A bite in the night
Fifty-one-year-old Wellington delivery man Malcolm Fraser lived a fairly ordinary life, but one small native New Zealand spider gave him 15 minutes of fame – in death.
On February 5, 1891, Fraser became one of only a handful of recorded cases of fatal katipō spider bites.
Fraser immigrated to Wellington from Edinburgh, Scotland in 1880 with his wife and children. He lived in Tasman Street, Mt Cook and worked as an expressman – a person responsible for packaging and delivering goods.
In January 1891 he attended a two-day Wellington Racing Club event at Hutt Park. He slept overnight in a tent at the racecourse and awoke on January 24 to see the spider inflicting a painful bite to his right forearm.
Fraser returned home and spent an agonising night in his bed. On January 26, with his condition worsening, he consulted Dr McCarthy, who found the arm much inflamed. The doctor, noting his patient appeared to be suffering from blood poisoning, prescribed a Turkish bath to sweat the poison out. Despite the treatment, Fraser’s condition continued to deteriorate and on January 29 he was admitted to hospital, where he died seven days later.
A postmortem was performed by Wellington Hospital’s medical superintendent, John Ewart, which revealed Fraser was not a well man before the bite. Dr Ewart told the inquest he did not believe it would have proved fatal to Fraser if his liver and blood had not been in such poor condition due to the habitual use of alcoholic spirits.
Fraser’s wife Elizabeth and their children were left destitute following his death and the Evening Post newspaper began a subscription for their support. The newspaper reported that Fraser, who was the family’s breadwinner, had not worked since the nationwide maritime workers strike which ended in November 1890.
While a bite from a katipō spider is an excruciatingly painful experience, the little spiders have a lot more to fear from humans than we do from them.
Spider expert, Lincoln University’s Dr Cor Vink, told GI that New Zealand’s katipō population is in steep decline. Katipō live only in coastal sand dunes and much of this habitat has been lost or modified since European settlement. Katipō also face competition from the fast-breeding invading South African spider Steatoda capensis, commonly known as the false katipō, black cobweb spider, brown house spider or cupboard spider, which has become widespread throughout New Zealand, as well as in sand dunes. The introduced Australian red back spider, which is related to the katipō, is also a threat as male red backs and female katipō can breed and produce viable offspring.
According to Dr Vink, one thing we can do to help keep katipō safe is not to take driftwood from beaches as this is one place the little spiders make their nests. Trail bike riding and four-wheel driving on dunes is also harmful to the spiders and their habitat.
If you are unlucky enough to be bitten, ice and painkillers should be enough to get you through. For serious cases, an antivenom is available
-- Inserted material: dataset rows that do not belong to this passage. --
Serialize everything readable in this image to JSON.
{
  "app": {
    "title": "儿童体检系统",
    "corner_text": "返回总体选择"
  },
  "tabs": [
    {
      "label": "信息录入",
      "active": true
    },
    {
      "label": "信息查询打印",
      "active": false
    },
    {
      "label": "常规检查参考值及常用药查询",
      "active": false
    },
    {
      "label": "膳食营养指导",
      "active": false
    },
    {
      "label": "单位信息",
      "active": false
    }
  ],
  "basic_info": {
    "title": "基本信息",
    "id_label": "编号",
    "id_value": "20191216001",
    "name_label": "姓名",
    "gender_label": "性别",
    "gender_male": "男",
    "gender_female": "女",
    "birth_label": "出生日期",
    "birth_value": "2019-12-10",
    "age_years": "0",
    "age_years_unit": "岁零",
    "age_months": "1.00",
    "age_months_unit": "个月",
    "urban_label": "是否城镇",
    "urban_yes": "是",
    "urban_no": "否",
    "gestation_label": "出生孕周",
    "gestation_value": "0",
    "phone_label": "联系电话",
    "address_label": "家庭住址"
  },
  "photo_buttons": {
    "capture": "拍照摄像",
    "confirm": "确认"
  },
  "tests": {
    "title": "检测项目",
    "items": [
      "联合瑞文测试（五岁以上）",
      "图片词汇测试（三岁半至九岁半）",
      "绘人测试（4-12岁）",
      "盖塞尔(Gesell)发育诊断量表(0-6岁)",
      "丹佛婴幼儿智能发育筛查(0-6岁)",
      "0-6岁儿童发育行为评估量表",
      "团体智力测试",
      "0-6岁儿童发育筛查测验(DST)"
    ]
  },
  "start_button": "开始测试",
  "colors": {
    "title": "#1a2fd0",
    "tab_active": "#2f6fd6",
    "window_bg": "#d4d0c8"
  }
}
Records of fatal katipō bites are sketchy. There are reports of some fatalities among Māori pre-European settlement. In fact, the Māori name katipō translates as ‘night stinger’.
Seven cases of fatal bites were recorded in New Zealand newspapers pre-1950, but it appears only Fraser’s death, which was attributed to erysipelas consequent on the bite of a katipō spider, was confirmed by a postmortem and inquest. Fraser is buried in Bolton Cemetery in Wellington.